It's 50 years later but we still have to march. We're marching for Trayvon. We're marching for voting rights - still!
The 30-year project of the Republicans and ultra-conservatives to crush civil rights took a qualitative leap forward when the Supreme Court gutted the Voting Rights Act of 1965 in a 5-4 decision announced on June 25.
One of the numerous "scandal" stories in the news this week is the revelation that the IRS supposedly "targeted" conservative political groups for special attention and tax audits.
Conservatives continue to fight nature and necessity. For them, this is a ballgame without an end. For the rest of us, we may finally see the clock ticking down to victory.
The immigrant communities themselves, and their allies in organized labor, the churches, and the African American, Latino, and Asian American communities, are speaking out.
Legal experts and human rights activists describe this week's two cases before the Supreme Court on same-sex marriageas as monumental.
Caroli Mullen, a life-long activist for peace and civil rights, died March 8 in Baltimore after a two-year bout with cancer.
By last count, approximately 12 million Americans were officially unemployed. Of those, 4.7 million have been jobless for 27 weeks or longer.
Under Obamacare the federal government pays 100% for expanded state Medicaid coverage for three years, followed by incremental state contributions of up to 10%.

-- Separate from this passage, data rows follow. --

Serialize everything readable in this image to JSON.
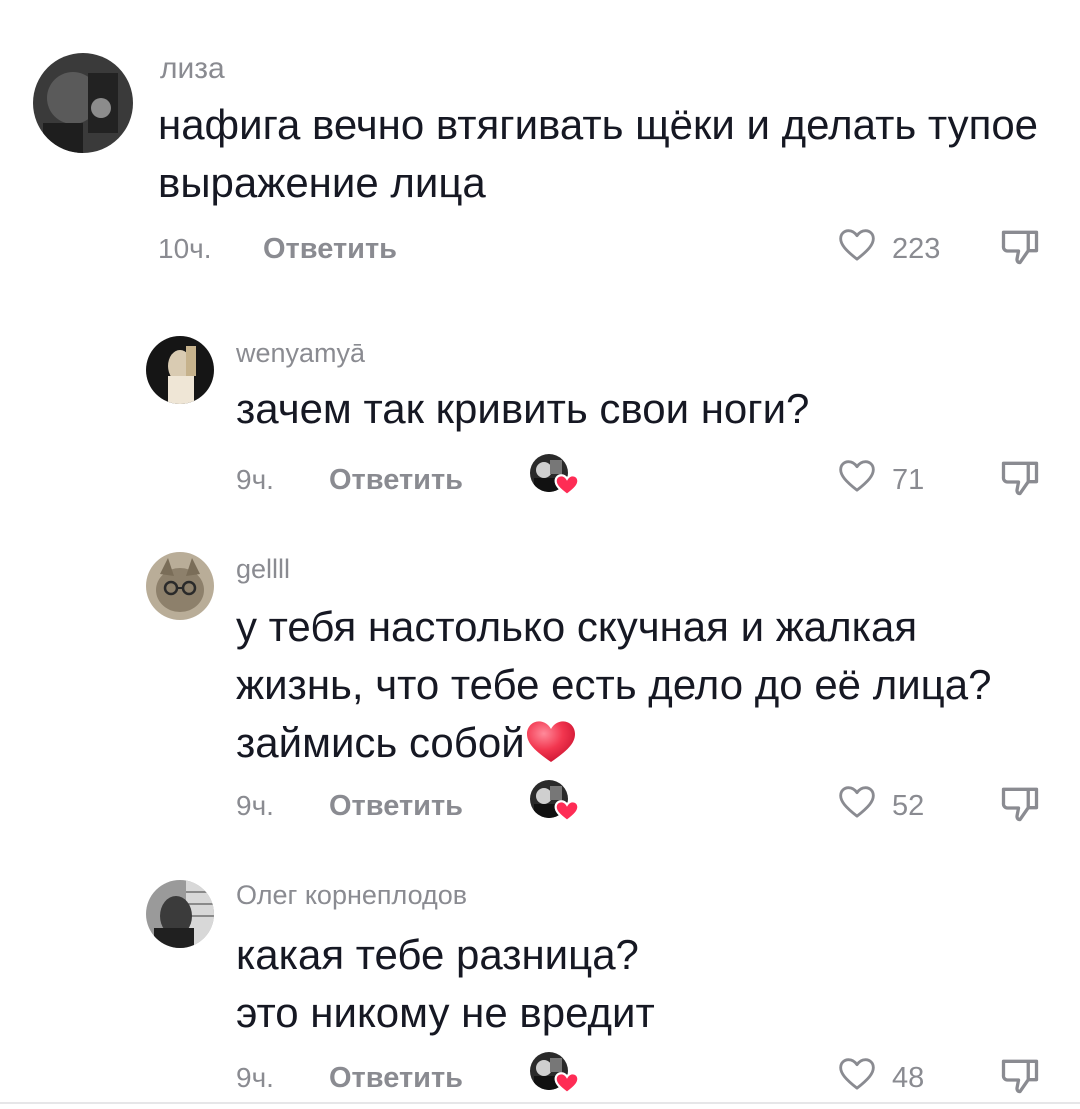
{
  "comments": [
    {
      "username": "лиза",
      "text": "нафига вечно втягивать щёки и делать тупое выражение лица",
      "time": "10ч.",
      "reply_label": "Ответить",
      "likes": "223",
      "creator_liked": false
    },
    {
      "username": "wenyamyā",
      "text": "зачем так кривить свои ноги?",
      "time": "9ч.",
      "reply_label": "Ответить",
      "likes": "71",
      "creator_liked": true
    },
    {
      "username": "gellll",
      "text": "у тебя настолько скучная и жалкая жизнь, что тебе есть дело до её лица? займись собой",
      "time": "9ч.",
      "reply_label": "Ответить",
      "likes": "52",
      "creator_liked": true,
      "trailing_emoji": "red-heart-emoji"
    },
    {
      "username": "Олег корнеплодов",
      "text_line1": "какая тебе разница?",
      "text_line2": "это никому не вредит",
      "time": "9ч.",
      "reply_label": "Ответить",
      "likes": "48",
      "creator_liked": true
    }
  ],
  "icons": {
    "like": "heart-outline-icon",
    "dislike": "thumbs-down-outline-icon",
    "creator_like": "creator-avatar-with-red-heart"
  },
  "colors": {
    "text": "#161823",
    "muted": "#8a8b91",
    "heart_red": "#fe2c55"
  }
}
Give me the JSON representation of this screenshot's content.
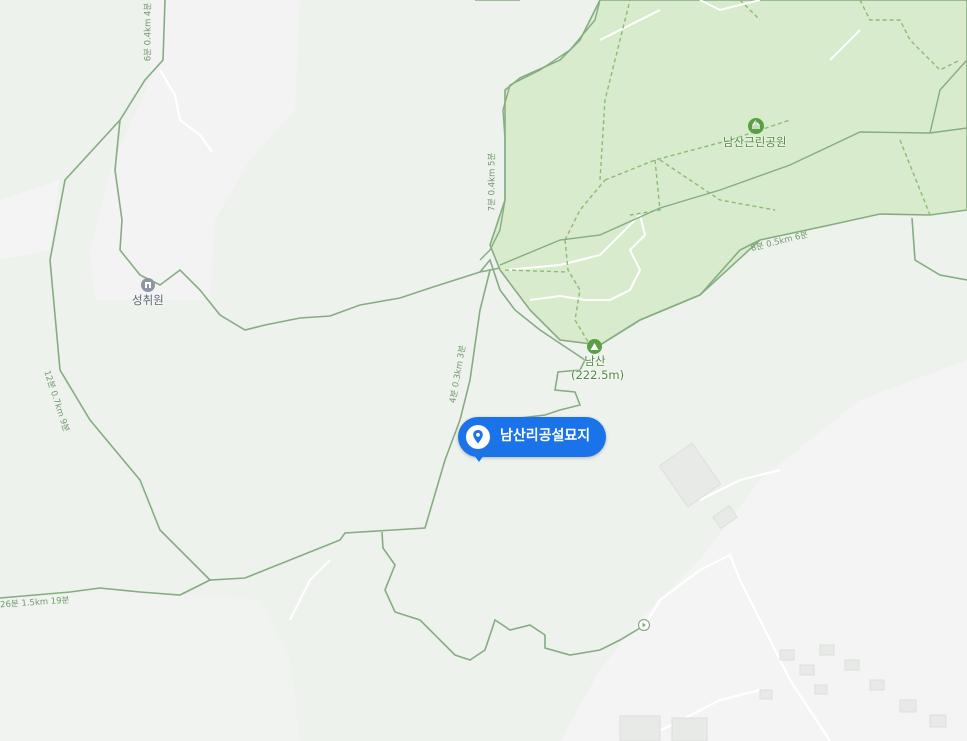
{
  "map": {
    "colors": {
      "land": "#eef2ed",
      "urban": "#f3f4f3",
      "park": "#d8ebcc",
      "trail": "#86ad82",
      "park_path": "#8cbc73",
      "pin": "#1a73e8"
    },
    "selected_place": {
      "name": "남산리공설묘지",
      "icon": "location-pin-icon"
    },
    "park": {
      "name": "남산근린공원",
      "icon": "tree-icon"
    },
    "peak": {
      "name": "남산",
      "elevation": "(222.5m)",
      "icon": "mountain-icon"
    },
    "poi": {
      "name": "성취원",
      "icon": "building-icon"
    },
    "trail_labels": [
      "6분 0.4km 4분",
      "7분 0.4km 5분",
      "12분 0.7km 9분",
      "4분 0.3km 3분",
      "8분 0.5km 6분",
      "26분 1.5km 19분"
    ]
  }
}
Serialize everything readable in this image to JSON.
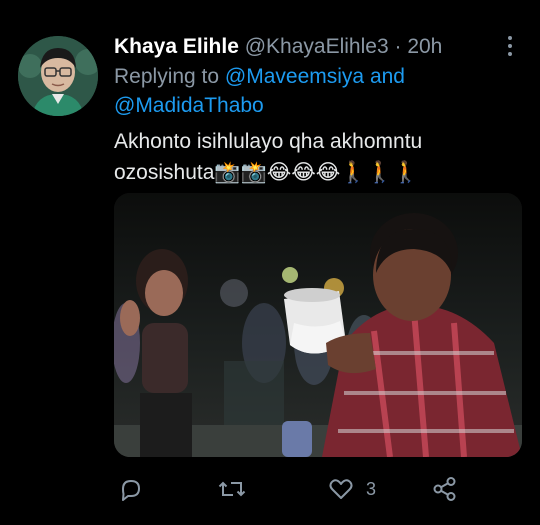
{
  "tweet": {
    "display_name": "Khaya Elihle",
    "handle": "@KhayaElihle3",
    "separator": "·",
    "time": "20h",
    "replying_to_label": "Replying to",
    "mention_1": "@Maveemsiya",
    "and_label": "and",
    "mention_2": "@MadidaThabo",
    "text": "Akhonto isihlulayo qha akhomntu\nozosishuta📸📸😂😂😂🚶🚶🚶",
    "media_alt": "photo-of-man-drinking-from-cup-with-woman-in-background",
    "like_count": "3"
  },
  "icons": {
    "more": "more-vertical-icon",
    "reply": "reply-icon",
    "retweet": "retweet-icon",
    "like": "heart-icon",
    "share": "share-icon"
  },
  "colors": {
    "background": "#000000",
    "text": "#e7e9ea",
    "muted": "#8b98a5",
    "link": "#1d9bf0"
  }
}
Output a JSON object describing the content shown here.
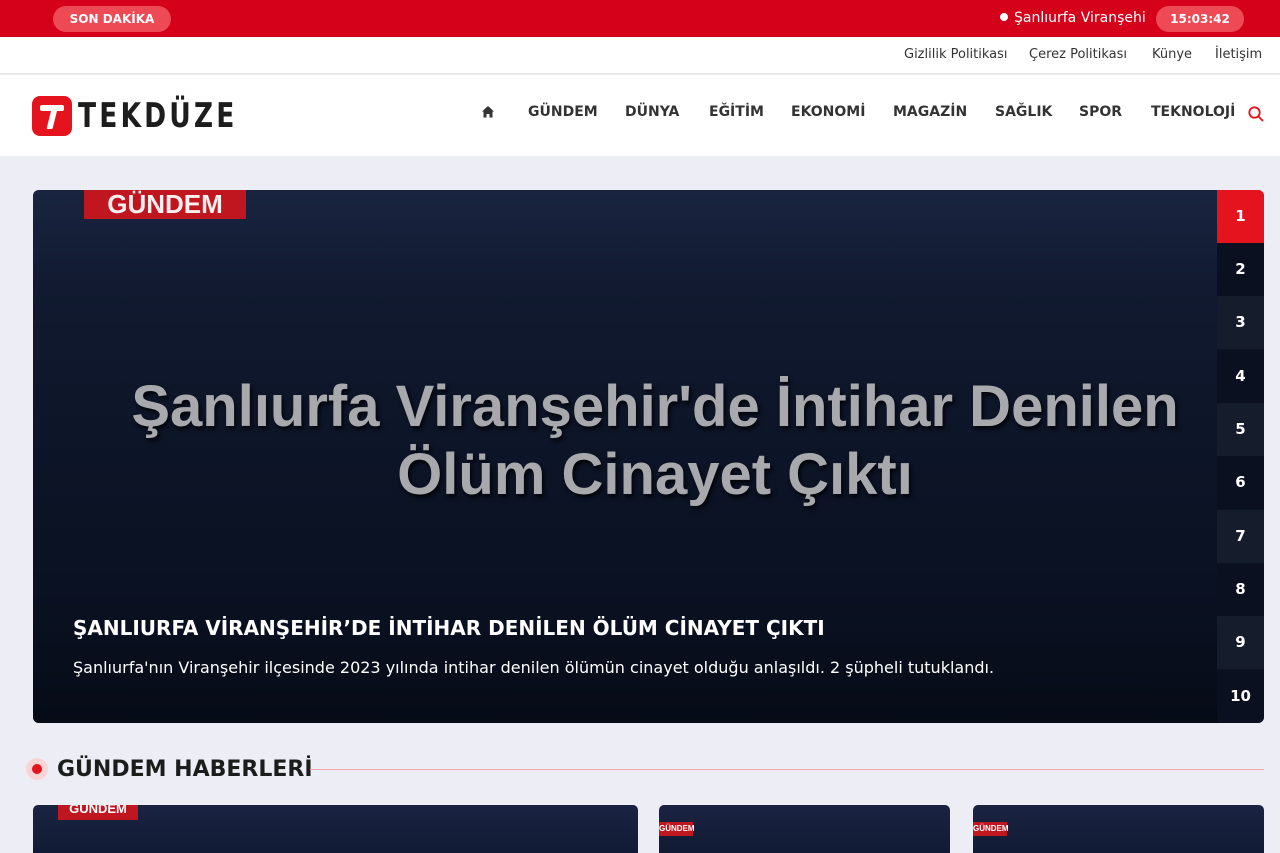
{
  "topbar": {
    "son_dakika": "SON DAKİKA",
    "ticker_text": "Şanlıurfa Viranşehir'de İntihar Denilen Ölüm Cinayet Çıktı",
    "clock": "15:03:42"
  },
  "utility_links": [
    "Gizlilik Politikası",
    "Çerez Politikası",
    "Künye",
    "İletişim"
  ],
  "logo": {
    "text": "TEKDÜZE"
  },
  "nav": {
    "items": [
      "GÜNDEM",
      "DÜNYA",
      "EĞİTİM",
      "EKONOMİ",
      "MAGAZİN",
      "SAĞLIK",
      "SPOR",
      "TEKNOLOJİ"
    ]
  },
  "slider": {
    "category": "GÜNDEM",
    "image_text": "Şanlıurfa Viranşehir'de İntihar Denilen Ölüm Cinayet Çıktı",
    "headline": "ŞANLIURFA VİRANŞEHİR’DE İNTİHAR DENİLEN ÖLÜM CİNAYET ÇIKTI",
    "summary": "Şanlıurfa'nın Viranşehir ilçesinde 2023 yılında intihar denilen ölümün cinayet olduğu anlaşıldı. 2 şüpheli tutuklandı.",
    "pages": [
      "1",
      "2",
      "3",
      "4",
      "5",
      "6",
      "7",
      "8",
      "9",
      "10"
    ],
    "active_page": "1"
  },
  "section": {
    "title": "GÜNDEM HABERLERİ"
  },
  "cards": [
    {
      "category": "GÜNDEM"
    },
    {
      "category": "GÜNDEM"
    },
    {
      "category": "GÜNDEM"
    }
  ],
  "colors": {
    "brand_red": "#d5001a",
    "active_red": "#e5131d"
  }
}
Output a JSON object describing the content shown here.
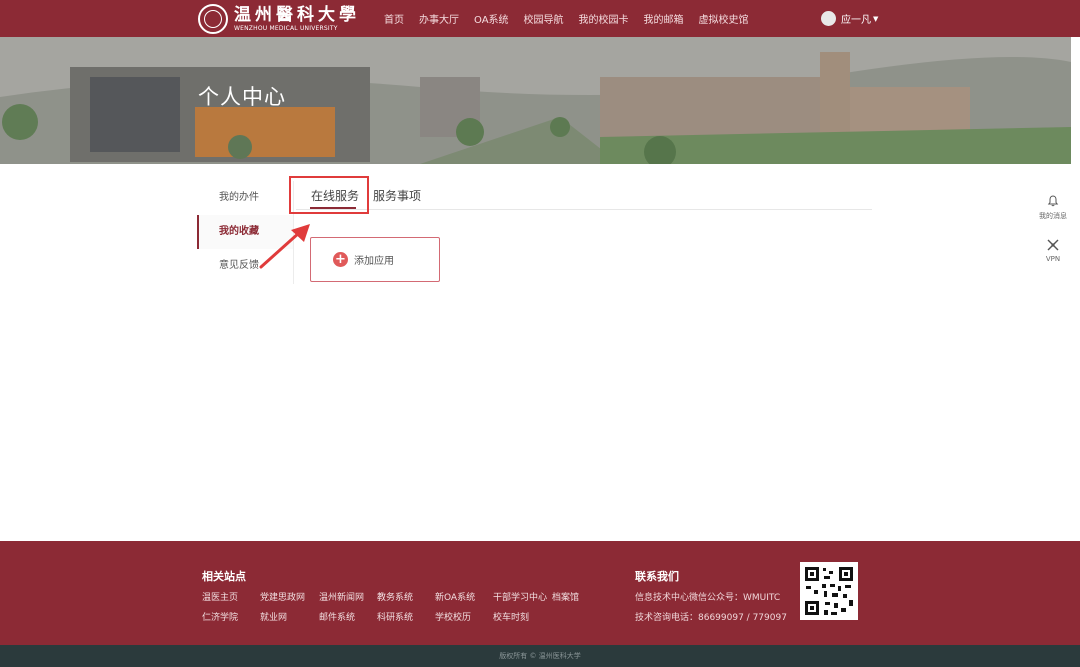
{
  "header": {
    "logo_cn": "温州醫科大學",
    "logo_en": "WENZHOU MEDICAL UNIVERSITY",
    "nav": [
      "首页",
      "办事大厅",
      "OA系统",
      "校园导航",
      "我的校园卡",
      "我的邮箱",
      "虚拟校史馆"
    ],
    "user_name": "应一凡",
    "caret_icon": "caret-down-icon"
  },
  "banner": {
    "title": "个人中心"
  },
  "side_menu": {
    "items": [
      "我的办件",
      "我的收藏",
      "意见反馈"
    ],
    "active_index": 1
  },
  "tabs": {
    "items": [
      "在线服务",
      "服务事项"
    ],
    "active_index": 0
  },
  "add_app": {
    "label": "添加应用",
    "icon": "plus-circle-icon"
  },
  "floating_tools": {
    "notifications_label": "我的消息",
    "vpn_label": "VPN"
  },
  "footer": {
    "sites_title": "相关站点",
    "sites_row1": [
      "温医主页",
      "党建思政网",
      "温州新闻网",
      "教务系统",
      "新OA系统",
      "干部学习中心",
      "档案馆"
    ],
    "sites_row2": [
      "仁济学院",
      "就业网",
      "邮件系统",
      "科研系统",
      "学校校历",
      "校车时刻"
    ],
    "contact_title": "联系我们",
    "contact_lines": [
      "信息技术中心微信公众号：WMUITC",
      "技术咨询电话：86699097 / 779097"
    ],
    "copyright": "版权所有 © 温州医科大学"
  },
  "colors": {
    "brand": "#8c2a35",
    "highlight": "#e03b3b",
    "footer_bottom": "#2b3a3c"
  }
}
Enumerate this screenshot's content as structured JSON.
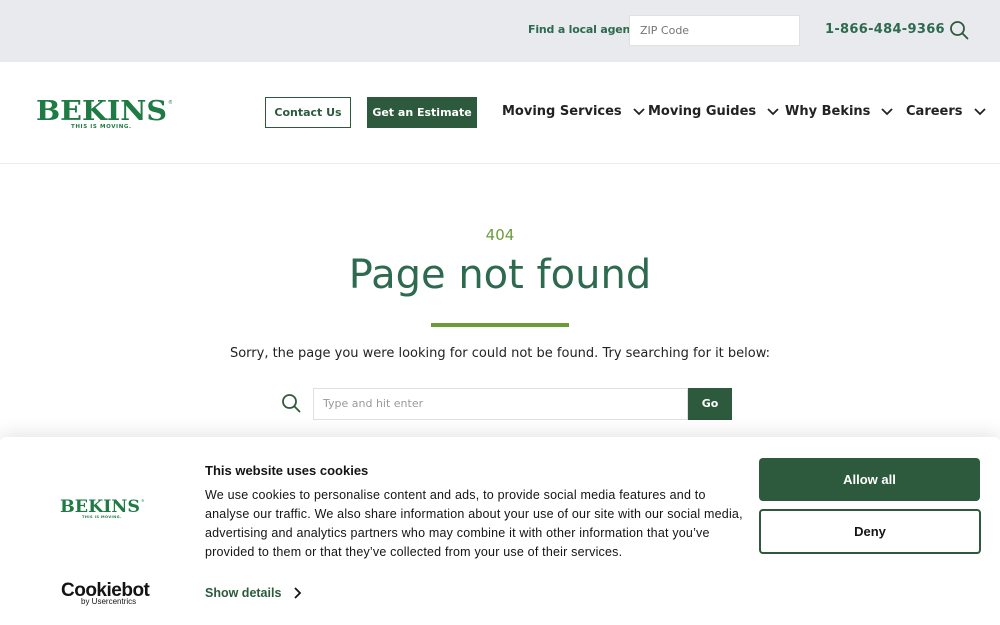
{
  "topbar": {
    "agent_label": "Find a local agent",
    "zip_placeholder": "ZIP Code",
    "phone": "1-866-484-9366"
  },
  "header": {
    "logo": {
      "wordmark": "BEKINS",
      "tagline": "THIS IS MOVING."
    },
    "contact_label": "Contact Us",
    "estimate_label": "Get an Estimate",
    "nav": [
      "Moving Services",
      "Moving Guides",
      "Why Bekins",
      "Careers"
    ]
  },
  "main": {
    "code": "404",
    "title": "Page not found",
    "message": "Sorry, the page you were looking for could not be found. Try searching for it below:",
    "search_placeholder": "Type and hit enter",
    "go_label": "Go"
  },
  "cookie": {
    "title": "This website uses cookies",
    "text": "We use cookies to personalise content and ads, to provide social media features and to analyse our traffic. We also share information about your use of our site with our social media, advertising and analytics partners who may combine it with other information that you’ve provided to them or that they’ve collected from your use of their services.",
    "show_details": "Show details",
    "allow_label": "Allow all",
    "deny_label": "Deny",
    "brand": "Cookiebot",
    "brand_sub": "by Usercentrics"
  },
  "colors": {
    "brand_green": "#2d5a3d",
    "accent_green": "#6a9c3a",
    "logo_green": "#1f7a44"
  }
}
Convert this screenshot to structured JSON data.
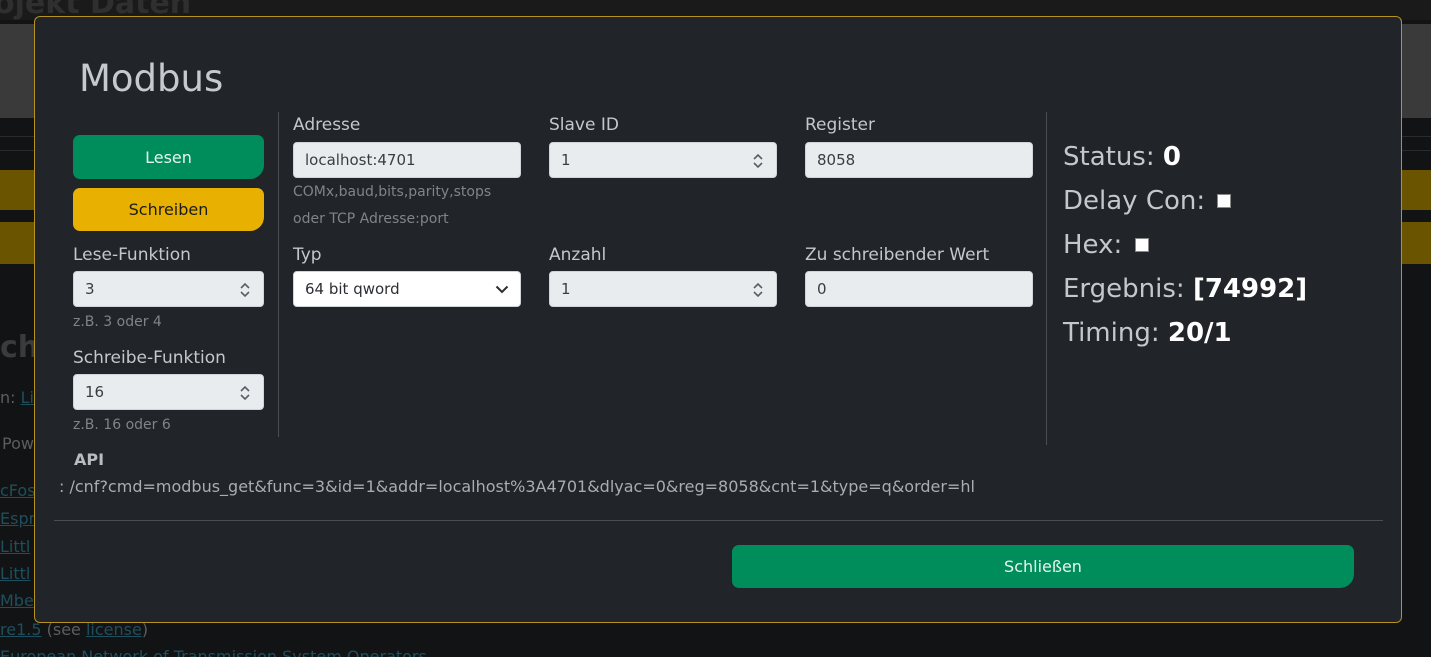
{
  "background": {
    "header_title": "ojekt Daten",
    "partial_heading": "ch",
    "link_row_prefix": "n:",
    "link_row_link": "Li",
    "pow_text": "Pow",
    "links": [
      "cFos",
      "Espr",
      "Littl",
      "Littl",
      "Mbe"
    ],
    "license_prefix": "re1.5",
    "license_mid": "(see",
    "license_link": "license",
    "license_suffix": ")",
    "footer_text": "European Network of Transmission System Operators"
  },
  "modal": {
    "title": "Modbus",
    "buttons": {
      "read": "Lesen",
      "write": "Schreiben",
      "close": "Schließen"
    },
    "left": {
      "read_function_label": "Lese-Funktion",
      "read_function_value": "3",
      "read_function_hint": "z.B. 3 oder 4",
      "write_function_label": "Schreibe-Funktion",
      "write_function_value": "16",
      "write_function_hint": "z.B. 16 oder 6"
    },
    "form": {
      "address_label": "Adresse",
      "address_value": "localhost:4701",
      "address_hint_1": "COMx,baud,bits,parity,stops",
      "address_hint_2": "oder TCP Adresse:port",
      "slave_id_label": "Slave ID",
      "slave_id_value": "1",
      "register_label": "Register",
      "register_value": "8058",
      "type_label": "Typ",
      "type_value": "64 bit qword",
      "count_label": "Anzahl",
      "count_value": "1",
      "write_value_label": "Zu schreibender Wert",
      "write_value_value": "0"
    },
    "status": {
      "status_label": "Status:",
      "status_value": "0",
      "delay_label": "Delay Con:",
      "hex_label": "Hex:",
      "result_label": "Ergebnis:",
      "result_value": "[74992]",
      "timing_label": "Timing:",
      "timing_value": "20/1"
    },
    "api": {
      "title": "API",
      "url": ": /cnf?cmd=modbus_get&func=3&id=1&addr=localhost%3A4701&dlyac=0&reg=8058&cnt=1&type=q&order=hl"
    }
  },
  "colors": {
    "accent_green": "#008d5c",
    "accent_yellow": "#e8b000",
    "modal_border": "#b69220",
    "modal_bg": "#212429"
  }
}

With the ending of the ban on women in combat, the discussion on women's equality is taking an interesting turn.